An empty corner under the sky, all the houses of the city have it. Some nourish it and some abandon it. When I started making photographs on different rooftops all over Dhaka city, I never thought I could collect so much of memories besides the photographs.
The plants on the abandoned bathtub, the giant antenna, the broken Ludo board, graffiti & little trees are all part of our lives in this city.
When I was little, I used to go to the rooftop the most. Back then people were more attached to it. Having grown up in a joint family, I had many cousins. We had our secret place, where we used to meet, where we used to play hide and seek. My uncle would make kites for us to fly, when there were no kites, we would still fly poly bags tying with a thin rope. Most of the time we stayed there playing and counting stars. And sometimes climbing the little guava tree that was planted by my dad.

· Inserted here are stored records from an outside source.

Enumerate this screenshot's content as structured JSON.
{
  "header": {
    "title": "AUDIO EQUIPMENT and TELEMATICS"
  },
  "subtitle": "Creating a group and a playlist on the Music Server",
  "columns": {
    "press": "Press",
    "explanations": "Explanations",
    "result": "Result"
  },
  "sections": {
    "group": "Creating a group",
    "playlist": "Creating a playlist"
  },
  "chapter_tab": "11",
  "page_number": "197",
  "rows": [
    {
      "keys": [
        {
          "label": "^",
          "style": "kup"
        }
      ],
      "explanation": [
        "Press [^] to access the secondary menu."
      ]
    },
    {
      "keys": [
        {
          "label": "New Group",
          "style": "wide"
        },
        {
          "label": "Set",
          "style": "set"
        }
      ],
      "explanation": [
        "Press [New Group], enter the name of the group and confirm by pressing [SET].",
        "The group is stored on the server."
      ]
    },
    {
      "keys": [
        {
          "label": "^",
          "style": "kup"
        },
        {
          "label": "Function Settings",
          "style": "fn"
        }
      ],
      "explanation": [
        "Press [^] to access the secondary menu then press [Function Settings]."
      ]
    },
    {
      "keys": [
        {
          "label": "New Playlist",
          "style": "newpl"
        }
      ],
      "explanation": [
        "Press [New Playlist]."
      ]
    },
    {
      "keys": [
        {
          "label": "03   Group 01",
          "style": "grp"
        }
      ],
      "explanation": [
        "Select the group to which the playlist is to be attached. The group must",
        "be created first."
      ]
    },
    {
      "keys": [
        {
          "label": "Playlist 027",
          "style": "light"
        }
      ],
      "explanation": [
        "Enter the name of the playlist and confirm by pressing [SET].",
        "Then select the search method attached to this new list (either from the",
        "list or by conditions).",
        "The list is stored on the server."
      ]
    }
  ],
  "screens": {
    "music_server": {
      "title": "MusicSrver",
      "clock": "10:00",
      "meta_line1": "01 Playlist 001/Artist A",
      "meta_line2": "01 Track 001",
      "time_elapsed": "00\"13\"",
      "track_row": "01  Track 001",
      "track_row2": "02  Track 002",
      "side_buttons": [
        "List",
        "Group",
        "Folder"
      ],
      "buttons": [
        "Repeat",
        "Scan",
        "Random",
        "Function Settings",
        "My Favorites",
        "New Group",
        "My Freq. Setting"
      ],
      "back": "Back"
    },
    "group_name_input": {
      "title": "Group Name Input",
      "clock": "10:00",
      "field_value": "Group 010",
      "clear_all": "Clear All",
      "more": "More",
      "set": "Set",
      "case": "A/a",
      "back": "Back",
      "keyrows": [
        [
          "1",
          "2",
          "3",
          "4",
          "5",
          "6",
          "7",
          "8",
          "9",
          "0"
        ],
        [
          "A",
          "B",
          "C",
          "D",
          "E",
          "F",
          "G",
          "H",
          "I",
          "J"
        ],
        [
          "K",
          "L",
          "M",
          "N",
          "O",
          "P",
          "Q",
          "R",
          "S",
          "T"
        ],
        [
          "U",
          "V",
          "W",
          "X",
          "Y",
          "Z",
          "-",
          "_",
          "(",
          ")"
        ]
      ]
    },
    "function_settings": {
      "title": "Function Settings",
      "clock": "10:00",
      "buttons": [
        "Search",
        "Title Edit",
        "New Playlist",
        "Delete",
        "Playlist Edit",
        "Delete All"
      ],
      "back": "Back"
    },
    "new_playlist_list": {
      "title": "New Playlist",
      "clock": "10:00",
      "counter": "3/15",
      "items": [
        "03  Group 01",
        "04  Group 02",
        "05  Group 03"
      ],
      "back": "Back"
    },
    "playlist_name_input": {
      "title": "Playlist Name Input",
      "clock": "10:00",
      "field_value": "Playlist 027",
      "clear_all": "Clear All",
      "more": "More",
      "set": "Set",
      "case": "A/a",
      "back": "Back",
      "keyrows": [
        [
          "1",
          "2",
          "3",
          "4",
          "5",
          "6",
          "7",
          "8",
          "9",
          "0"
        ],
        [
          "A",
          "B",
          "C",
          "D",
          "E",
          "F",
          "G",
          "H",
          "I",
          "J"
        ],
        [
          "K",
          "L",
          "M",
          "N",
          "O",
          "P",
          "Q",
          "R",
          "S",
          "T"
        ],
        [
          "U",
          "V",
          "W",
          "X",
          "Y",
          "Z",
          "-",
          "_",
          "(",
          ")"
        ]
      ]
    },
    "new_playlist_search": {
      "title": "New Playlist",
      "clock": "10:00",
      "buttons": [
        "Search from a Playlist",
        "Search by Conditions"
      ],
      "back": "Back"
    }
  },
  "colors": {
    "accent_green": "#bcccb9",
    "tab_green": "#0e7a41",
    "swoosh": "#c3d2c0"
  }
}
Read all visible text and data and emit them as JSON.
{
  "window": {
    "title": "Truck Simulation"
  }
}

When there was a power cut, we used to get ecstatic only because we could bunk the studies and go to the rooftop, elders used to put sheets on the floor, we would sing, rhyme and sometimes listen to stories about ghosts and what not. In winter, the rooftop was the place to cook and arrange family picnics. Monsoon was never boring, when me, my mother and sisters could sing and dance under the rain.
The buildings of old part of the city is more close to each other. One could just visit these roofs and climb unknown buildings. The people here spend their spare times at the rooftop in the evening. I ask for water, as I climb five to six rooftops a day. (Needs more elaboration) However, in new Dhaka, I do not have to ask for water, because there are elevators! But even if I had to, I couldn’t, because there are hardly people on rooftops. We need an appointment first to get into the building. In most cases, it’s a ‘no’.
The rooftops are tiled and empty. You get to see buildings of the same size and shape, standing side by side. I have seen the changes, the lives on this rooftops. Every rooftop has its own story, own corner and its traces of life.
Photographs & Text: Homayra Adiba | Website: http://homayraadiba.com